To encourage is to impart courage—to illuminate the bravery that already exists within someone.

Writing well and writing for approval are often two different things entirely. Not always, but most of the time. When I’m writing for a paycheck alone, I need to ensure I say certain things, and avoid saying others—restaurant reviews are a classic example, especially, say, when the restaurant owner is also an advertiser in the publication you happen to be writing for. —Hate to step on advertising dollars.

When I am writing to the best of my ability, without agenda—other than to do the craft well and tell a "real” story—then I can erase the voices of my audience and listen to my protagonist—the heroine.

“Enough of this,” she says to me. “I’ve got something to do. Let me do it!”

And I will. I’ll get out of the way and let her show me how brave she is—despite rejection or any other form of discouragement she will undoubtedly face before she reaches those final two words. The End.
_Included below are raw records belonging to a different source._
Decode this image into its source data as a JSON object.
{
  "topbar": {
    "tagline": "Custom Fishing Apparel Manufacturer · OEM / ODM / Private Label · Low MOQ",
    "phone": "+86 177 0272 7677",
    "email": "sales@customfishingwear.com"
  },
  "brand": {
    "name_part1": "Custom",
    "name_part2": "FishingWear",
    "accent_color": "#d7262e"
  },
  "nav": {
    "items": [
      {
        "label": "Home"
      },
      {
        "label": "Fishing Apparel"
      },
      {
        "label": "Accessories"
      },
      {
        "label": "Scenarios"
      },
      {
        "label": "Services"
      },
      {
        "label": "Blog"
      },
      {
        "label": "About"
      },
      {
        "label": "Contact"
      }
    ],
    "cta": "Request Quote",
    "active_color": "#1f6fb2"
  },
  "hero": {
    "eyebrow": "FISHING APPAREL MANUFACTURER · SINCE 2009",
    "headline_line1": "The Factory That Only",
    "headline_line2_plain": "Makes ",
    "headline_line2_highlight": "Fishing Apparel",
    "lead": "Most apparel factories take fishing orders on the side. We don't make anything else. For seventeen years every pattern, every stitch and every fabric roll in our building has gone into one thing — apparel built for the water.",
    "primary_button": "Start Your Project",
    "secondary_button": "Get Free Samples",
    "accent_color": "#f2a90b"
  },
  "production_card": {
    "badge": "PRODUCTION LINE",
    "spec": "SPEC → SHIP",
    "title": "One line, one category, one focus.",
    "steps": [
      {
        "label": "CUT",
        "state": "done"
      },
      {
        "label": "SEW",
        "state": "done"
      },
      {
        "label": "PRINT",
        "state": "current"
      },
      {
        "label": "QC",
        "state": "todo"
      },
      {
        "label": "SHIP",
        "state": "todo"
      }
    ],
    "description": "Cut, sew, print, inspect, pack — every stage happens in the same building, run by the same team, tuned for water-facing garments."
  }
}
So, don’t be afraid. Allow the bravery you already posses, to have the upper hand in whatever battlefield of self-doubt and discouragement you might be facing. Let your own protagonists speak however loudly they may. They are surprisingly insightful. And be encouraged—as a creative, you are among friends, and I for one, believe in your victory.